Regions / Middle East & North Africa
As ISIS loses territory, it returns to mass-casualty attacks against civilians. That's why military-first approaches to terrorism are doomed to failure.
In the second issues of the International Review of Contemporary Law, dedicated to the 70th Anniversary of the United Nations Charter, Phyllis Bennis writes about the Paris climate talks, the UN, terrorism, and the global war on terror.
With a Syrian refugee crisis underway for the last five years, we need to get serious about diplomacy, Bennis tells the Real News Network.
"First, do no harm," Phyllis Bennis tells Campaign For America's Future. If we want to defeat ISIS, we must "Stop the drone attacks. Stop the air strikes.”
IPS's Phyllis Bennis tells Common Dreams that the kind of bombings these officials are calling for is very dangerous and further antagonizing Russia will do nothing to bring peace to the Syrian people.
It’s tempting to use a harsh epithet like “terrorism” to describe the actions in Orlando, but it may ultimately be counterproductive. "Mass hate crime" may be more accurate.
G4S, where Omar Mateen worked as a security guard, profits from both U.S. border militarization and the Israeli occupation.
IPS's Janet Redman testified at the DNC Platform Committee Hearing for a non-military response to the potentially catastrophic security risk posed by climate change.
And he called them out fearlessly.

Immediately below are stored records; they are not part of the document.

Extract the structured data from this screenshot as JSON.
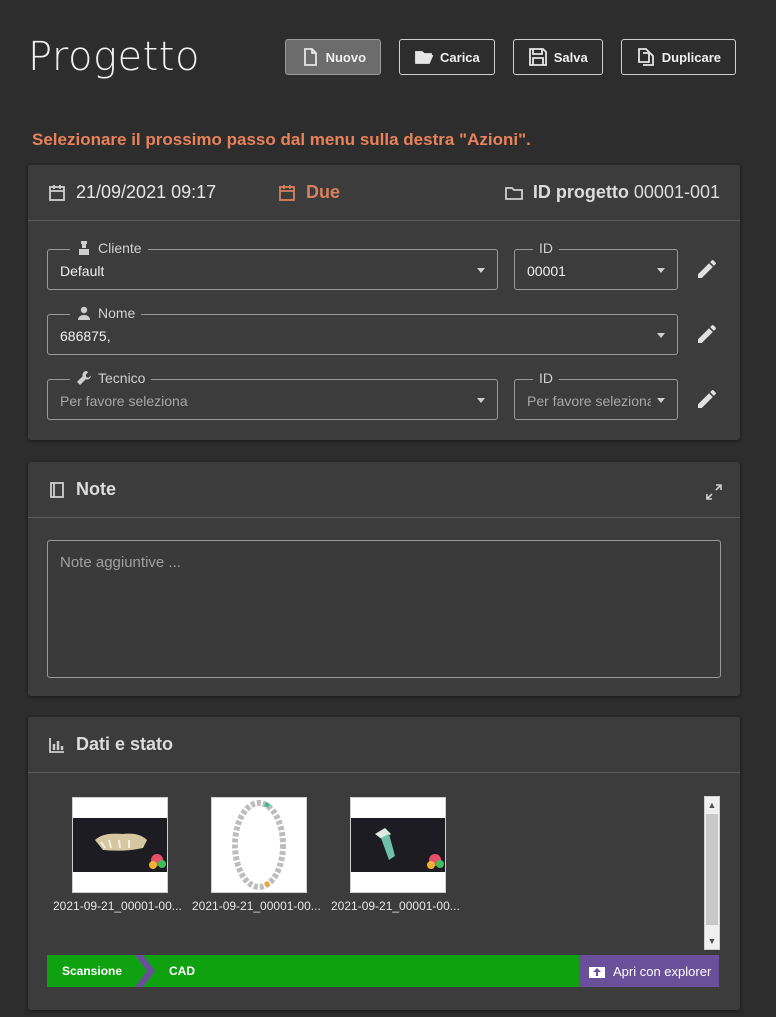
{
  "page": {
    "title": "Progetto"
  },
  "toolbar": {
    "new": "Nuovo",
    "load": "Carica",
    "save": "Salva",
    "duplicate": "Duplicare"
  },
  "hint": "Selezionare il prossimo passo dal menu sulla destra \"Azioni\".",
  "project": {
    "date": "21/09/2021 09:17",
    "due_label": "Due",
    "id_label": "ID progetto",
    "id_value": "00001-001",
    "cliente": {
      "label": "Cliente",
      "value": "Default"
    },
    "cliente_id": {
      "label": "ID",
      "value": "00001"
    },
    "nome": {
      "label": "Nome",
      "value": "686875,"
    },
    "tecnico": {
      "label": "Tecnico",
      "placeholder": "Per favore seleziona"
    },
    "tecnico_id": {
      "label": "ID",
      "placeholder": "Per favore seleziona"
    }
  },
  "notes": {
    "title": "Note",
    "placeholder": "Note aggiuntive ..."
  },
  "data": {
    "title": "Dati e stato",
    "files": [
      {
        "label": "2021-09-21_00001-00..."
      },
      {
        "label": "2021-09-21_00001-00..."
      },
      {
        "label": "2021-09-21_00001-00..."
      }
    ],
    "pipeline": [
      "Scansione",
      "CAD"
    ],
    "explorer_button": "Apri con explorer"
  },
  "colors": {
    "accent": "#e8825a",
    "pipeline": "#0fa10f",
    "explorer": "#6a4f9a"
  }
}
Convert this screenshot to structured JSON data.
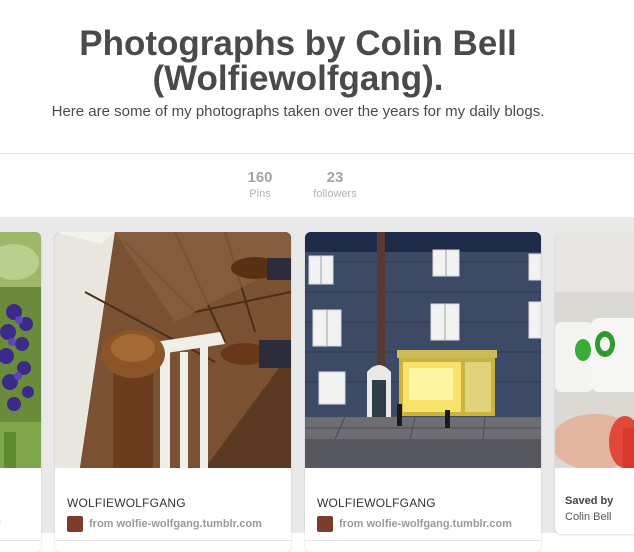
{
  "board": {
    "title_line1": "Photographs by Colin Bell",
    "title_line2": "(Wolfiewolfgang).",
    "description": "Here are some of my photographs taken over the years for my daily blogs."
  },
  "stats": [
    {
      "value": "160",
      "label": "Pins"
    },
    {
      "value": "23",
      "label": "followers"
    }
  ],
  "pins": [
    {
      "user": "WOLFIEWOLFGANG",
      "source": "from wolfie-wolfgang.tumblr.com"
    },
    {
      "user": "WOLFIEWOLFGANG",
      "source": "from wolfie-wolfgang.tumblr.com"
    }
  ],
  "partial_pin": {
    "saved_by_label": "Saved by",
    "saved_by_name": "Colin Bell"
  },
  "left_pin": {
    "source_fragment": "o"
  },
  "colors": {
    "page_bg": "#e9e9e9",
    "title": "#4a4a4a",
    "muted": "#a4a4a4"
  }
}
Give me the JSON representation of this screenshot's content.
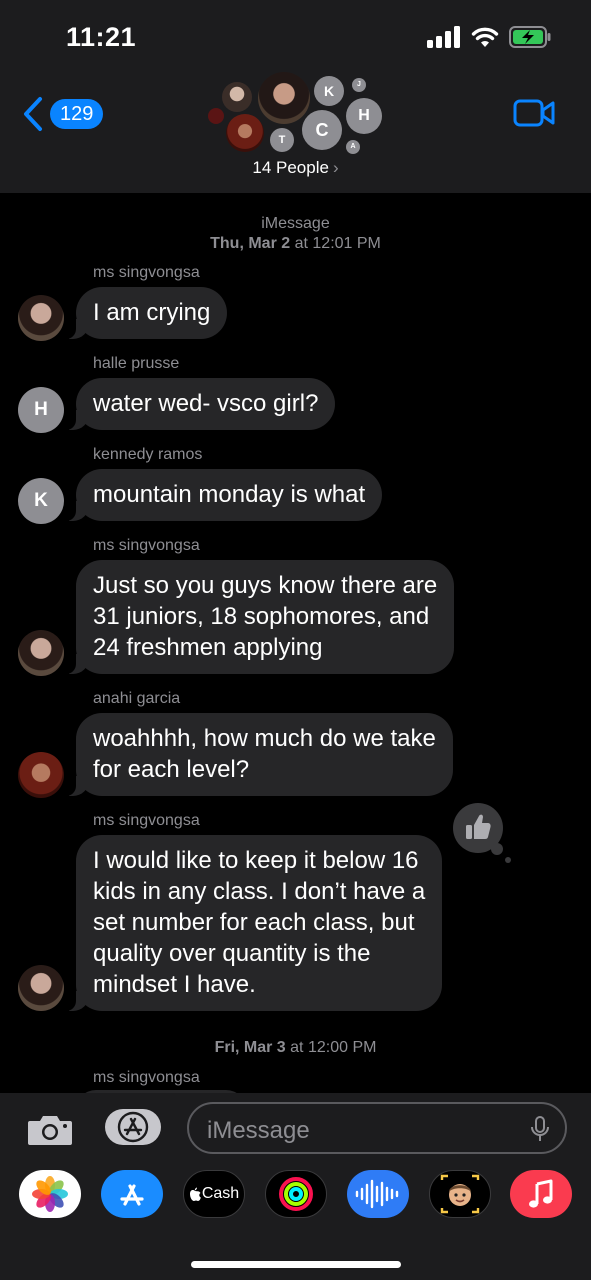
{
  "status": {
    "time": "11:21"
  },
  "header": {
    "back_count": "129",
    "group_title": "14 People",
    "chevron": "›",
    "avatars": [
      {
        "initial": "K"
      },
      {
        "initial": "H"
      },
      {
        "initial": "C"
      },
      {
        "initial": "T"
      },
      {
        "initial": "J"
      },
      {
        "initial": "A"
      }
    ]
  },
  "conversation": {
    "service": "iMessage",
    "first_timestamp_day": "Thu, Mar 2",
    "first_timestamp_sep": "at",
    "first_timestamp_time": "12:01 PM",
    "messages": [
      {
        "sender": "ms singvongsa",
        "avatar": "photo",
        "lines": [
          "I am crying"
        ]
      },
      {
        "sender": "halle prusse",
        "avatar": "H",
        "lines": [
          "water wed- vsco girl?"
        ]
      },
      {
        "sender": "kennedy ramos",
        "avatar": "K",
        "lines": [
          "mountain monday is what"
        ]
      },
      {
        "sender": "ms singvongsa",
        "avatar": "photo",
        "lines": [
          "Just so you guys know there are",
          "31 juniors, 18 sophomores, and",
          "24 freshmen applying"
        ]
      },
      {
        "sender": "anahi garcia",
        "avatar": "photo",
        "lines": [
          "woahhhh, how much do we take",
          "for each level?"
        ]
      },
      {
        "sender": "ms singvongsa",
        "avatar": "photo",
        "tapback": "thumbs-up",
        "lines": [
          "I would like to keep it below 16",
          "kids in any class. I don’t have a",
          "set number for each class, but",
          "quality over quantity is the",
          "mindset I have."
        ]
      }
    ],
    "second_timestamp_day": "Fri, Mar 3",
    "second_timestamp_sep": "at",
    "second_timestamp_time": "12:00 PM",
    "last_sender": "ms singvongsa"
  },
  "input": {
    "placeholder": "iMessage"
  },
  "drawer": {
    "apps": [
      "photos-app-icon",
      "app-store-icon",
      "apple-cash-icon",
      "activity-icon",
      "audio-message-icon",
      "memoji-icon",
      "music-icon"
    ],
    "cash_label": "Cash"
  },
  "colors": {
    "header_bg": "#1c1c1e",
    "bubble_bg": "#262628",
    "accent_blue": "#0a84ff",
    "meta_gray": "#8e8e93",
    "battery_green": "#34c759",
    "music_red": "#fa3b4f"
  }
}
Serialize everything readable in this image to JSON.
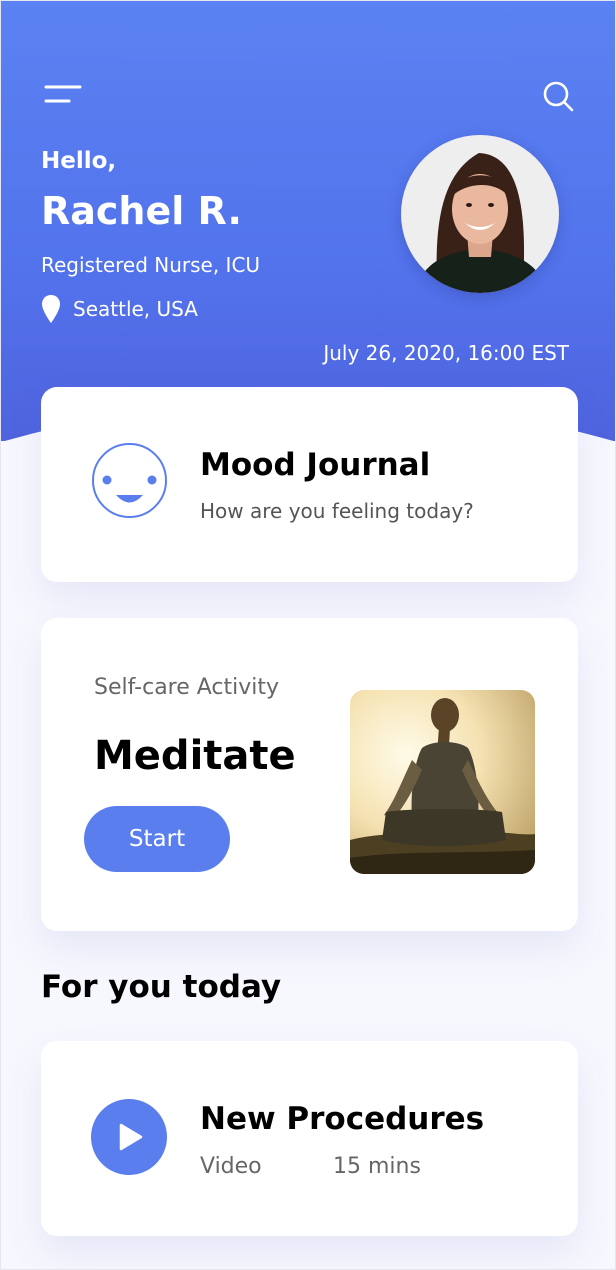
{
  "header": {
    "greeting": "Hello,",
    "name": "Rachel R.",
    "role": "Registered Nurse, ICU",
    "location": "Seattle, USA",
    "datetime": "July 26, 2020, 16:00 EST",
    "menu_icon": "hamburger-menu-icon",
    "search_icon": "search-icon",
    "location_icon": "map-pin-icon"
  },
  "mood_card": {
    "icon": "smiley-face-icon",
    "title": "Mood Journal",
    "subtitle": "How are you feeling today?"
  },
  "activity_card": {
    "label": "Self-care Activity",
    "title": "Meditate",
    "button_label": "Start"
  },
  "for_you": {
    "section_title": "For you today",
    "items": [
      {
        "icon": "play-icon",
        "title": "New Procedures",
        "type": "Video",
        "duration": "15 mins"
      }
    ]
  },
  "colors": {
    "accent": "#5a7eee",
    "header_top": "#5b82f2",
    "header_bottom": "#4f63de",
    "background": "#f7f7fe"
  }
}
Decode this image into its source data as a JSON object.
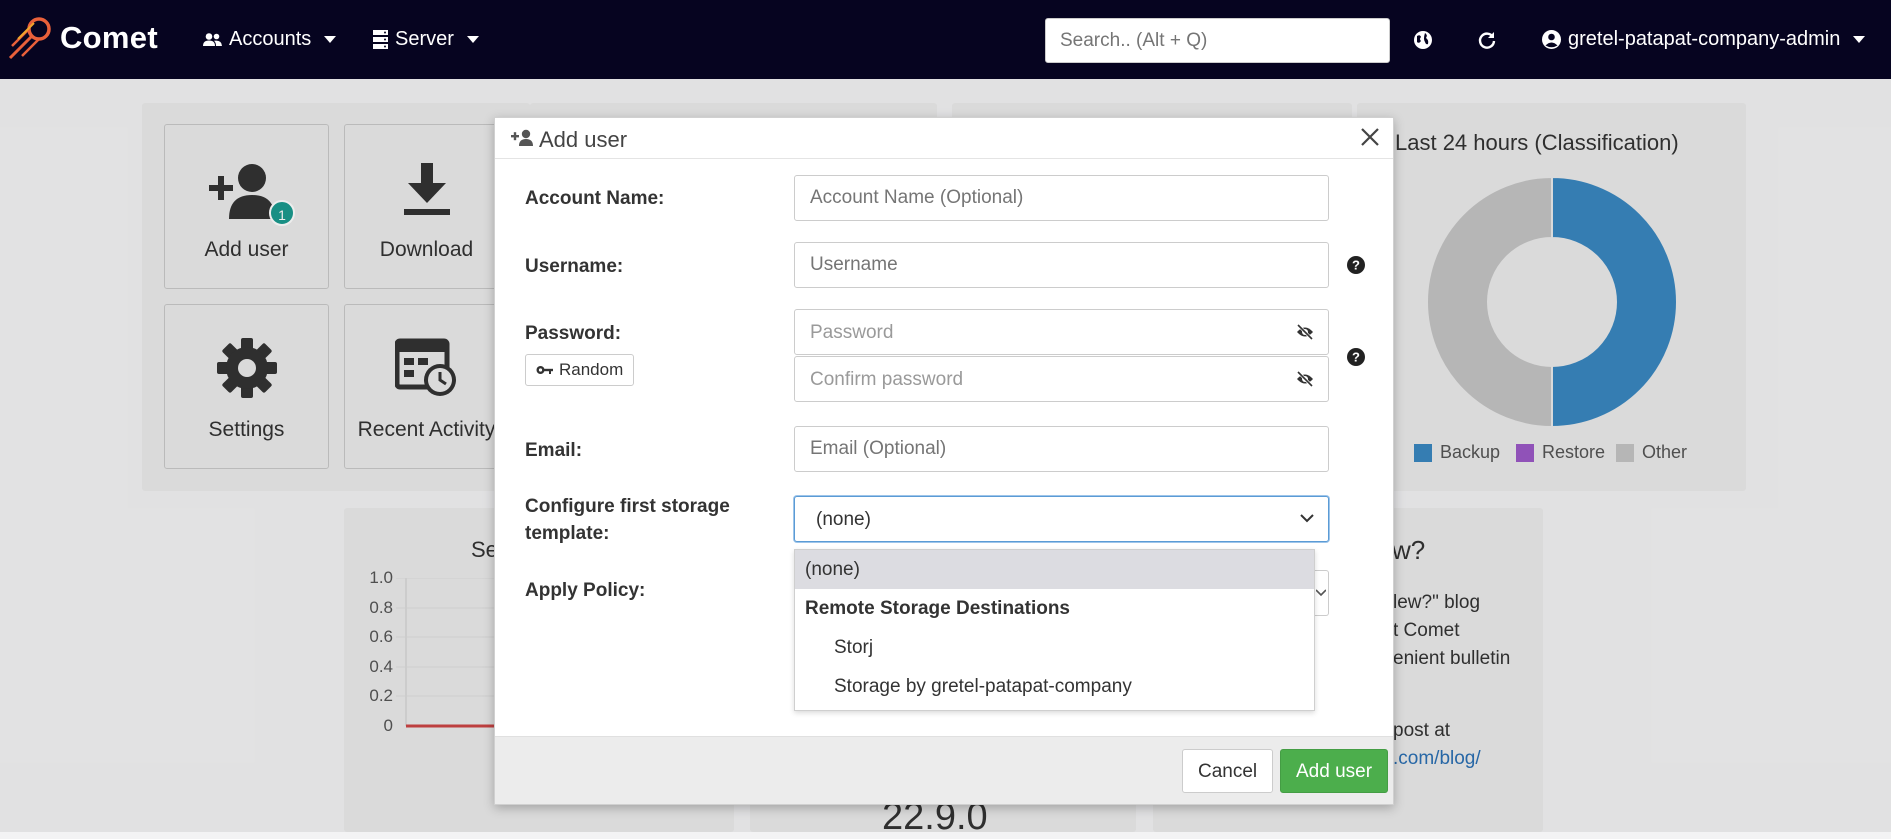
{
  "navbar": {
    "brand": "Comet",
    "accounts_label": "Accounts",
    "server_label": "Server",
    "search_placeholder": "Search.. (Alt + Q)",
    "user_label": "gretel-patapat-company-admin"
  },
  "dashboard": {
    "tiles": [
      {
        "label": "Add user",
        "icon": "add-user-icon",
        "badge": "1"
      },
      {
        "label": "Download",
        "icon": "download-icon"
      },
      {
        "label": "Settings",
        "icon": "gear-icon"
      },
      {
        "label": "Recent Activity",
        "icon": "calendar-clock-icon"
      }
    ],
    "chart_partial_title": "Se",
    "chart_yticks": [
      "1.0",
      "0.8",
      "0.6",
      "0.4",
      "0.2",
      "0"
    ],
    "version_partial": "22.9.0",
    "news_partial": {
      "title": "w?",
      "line1": "lew?\" blog",
      "line2": "t Comet",
      "line3": "enient bulletin",
      "line4": "post at",
      "link": ".com/blog/"
    }
  },
  "chart_data": {
    "type": "pie",
    "title": "Last 24 hours (Classification)",
    "donut": true,
    "series": [
      {
        "name": "Backup",
        "value": 50,
        "color": "#3a87c0"
      },
      {
        "name": "Restore",
        "value": 0,
        "color": "#9b59c6"
      },
      {
        "name": "Other",
        "value": 50,
        "color": "#c4c4c4"
      }
    ],
    "legend_position": "bottom"
  },
  "modal": {
    "title": "Add user",
    "fields": {
      "account_name": {
        "label": "Account Name:",
        "placeholder": "Account Name (Optional)"
      },
      "username": {
        "label": "Username:",
        "placeholder": "Username"
      },
      "password": {
        "label": "Password:",
        "placeholder": "Password",
        "confirm_placeholder": "Confirm password",
        "random_label": "Random"
      },
      "email": {
        "label": "Email:",
        "placeholder": "Email (Optional)"
      },
      "storage_template": {
        "label_line1": "Configure first storage",
        "label_line2": "template:",
        "selected": "(none)",
        "options": {
          "none": "(none)",
          "group": "Remote Storage Destinations",
          "item1": "Storj",
          "item2": "Storage by gretel-patapat-company"
        }
      },
      "apply_policy": {
        "label": "Apply Policy:"
      }
    },
    "buttons": {
      "cancel": "Cancel",
      "add": "Add user"
    }
  }
}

Clinton is right: Trump would be a disaster on foreign policy. But her refusal to engage with the alternative offered by Sanders says more about her own war-driven approach than anything else.